Today: RA show to go ahead; Putin praises Bush’s “personal commitment”; foreign policy will be “constructive” next year, says Lavrov; Russia’s relations with Iran and South Korea could strengthen; Moscow’s property boom; Yukos administrator can “ignore” earlier ruling; new survey says Russia’s is a “surveillance society”. President Vladimir Putin has been accused of “sexing up the Duma […] with an array of glamorous new female recruits” including former athletes who have starred in topless photoshoots and the principal ballerina of the Bolshoi.

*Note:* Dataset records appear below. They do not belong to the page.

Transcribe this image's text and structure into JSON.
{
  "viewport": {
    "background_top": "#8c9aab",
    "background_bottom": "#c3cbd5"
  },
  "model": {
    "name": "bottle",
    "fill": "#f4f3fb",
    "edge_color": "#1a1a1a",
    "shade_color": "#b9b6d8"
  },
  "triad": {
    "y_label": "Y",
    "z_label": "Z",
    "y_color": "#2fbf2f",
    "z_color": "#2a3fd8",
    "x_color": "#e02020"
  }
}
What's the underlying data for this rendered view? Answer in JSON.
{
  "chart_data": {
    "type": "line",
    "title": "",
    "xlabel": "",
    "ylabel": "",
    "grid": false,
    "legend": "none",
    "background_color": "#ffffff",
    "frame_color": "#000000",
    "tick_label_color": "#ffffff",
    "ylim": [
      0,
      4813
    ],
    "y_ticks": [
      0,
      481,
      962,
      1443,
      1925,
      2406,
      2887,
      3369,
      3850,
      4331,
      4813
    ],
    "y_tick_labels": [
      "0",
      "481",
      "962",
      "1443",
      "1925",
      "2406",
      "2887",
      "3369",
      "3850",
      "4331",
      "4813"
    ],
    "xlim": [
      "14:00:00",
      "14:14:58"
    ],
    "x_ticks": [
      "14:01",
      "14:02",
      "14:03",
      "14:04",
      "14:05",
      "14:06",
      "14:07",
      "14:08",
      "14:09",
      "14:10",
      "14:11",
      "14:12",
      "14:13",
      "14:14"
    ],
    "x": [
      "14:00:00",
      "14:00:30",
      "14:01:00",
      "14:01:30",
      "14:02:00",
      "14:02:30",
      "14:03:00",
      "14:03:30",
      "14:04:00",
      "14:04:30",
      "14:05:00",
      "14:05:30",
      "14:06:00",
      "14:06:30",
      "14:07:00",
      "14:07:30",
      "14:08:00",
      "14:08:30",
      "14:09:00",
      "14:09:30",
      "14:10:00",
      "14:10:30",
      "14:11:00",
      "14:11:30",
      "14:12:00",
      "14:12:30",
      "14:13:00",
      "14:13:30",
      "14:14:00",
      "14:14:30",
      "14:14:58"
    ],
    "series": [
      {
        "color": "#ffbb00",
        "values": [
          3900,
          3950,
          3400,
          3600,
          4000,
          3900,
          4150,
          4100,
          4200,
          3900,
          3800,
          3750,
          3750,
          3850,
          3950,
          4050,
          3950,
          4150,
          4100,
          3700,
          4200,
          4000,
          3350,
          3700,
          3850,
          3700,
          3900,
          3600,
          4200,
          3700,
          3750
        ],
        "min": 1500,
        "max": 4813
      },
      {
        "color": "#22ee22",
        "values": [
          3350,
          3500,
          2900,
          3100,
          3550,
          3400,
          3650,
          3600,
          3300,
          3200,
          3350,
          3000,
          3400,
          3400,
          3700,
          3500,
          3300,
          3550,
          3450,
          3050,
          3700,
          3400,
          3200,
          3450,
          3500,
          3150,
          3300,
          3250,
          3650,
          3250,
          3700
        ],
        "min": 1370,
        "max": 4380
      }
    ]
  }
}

In a message to US President George Bush, Putin said that Russian-American cooperation is important in forging a constructive approach to the settlement of international problems, and that “I highly appraise your personal commitment to strengthening mutual understanding between Russia and the United States.” Russia’s gross domestic product (GDP) will reach 1.25 trillion US dollars this year.Sergei Lavrov, Russia’s foreign minister, has pledged that Russia will pursue a “united” and “constructive” foreign policy next year, and “won’t be involved in any new confrontations”. “A positive time has come in relations between Russia and Iran, and economic cooperation of our countries is positively developing,” said Iran’s foreign minister, as he expressed hope that this cooperation would continue to expand. A Russian senator says that the reason this year has not seen another Cold War is that there is an “absence of ideological rifts between Russia and the West today”. South Korean President-elect plans to send a special envoy to Russia as part of diplomacy to boost relations with regional powers. The Guardian newspaper today laments the fact that Putin’s Russia, unlike Musharraf’s Pakistan, evades the “democratic chorus” due to its oil and gas riches.One of Moscow’s “most recognisable central landmarks”, the Red October chocolate factor, is to close in order to make way for luxury flats, a side-effect of the city’s current property boom. Alongside the US, UK, Singapore and China, Russia has been billed as “an endemic surveillance society” in a new survey of 47 countries by Privacy International. A Dutch court of appeal has said that Yukos administrator Eduard Rebgun “can ignore an earlier ruling that he isn’t legally empowered to exercise control” over the company.The Royal Academy’s planned exhibition of French and Russian art is to go ahead in London after the British government rushed to enforce a new law ensuring the safety of the works involved. You can see images of the paintings here.(PHOTO: Britain on Sunday said it had passed an order to prevent the seizure of paintings from Russia due in London for an exhibition by people claiming they were looted from their families in the 1917 revolution, including “The Dance” by Matisse, seen here. (AFP/OFF))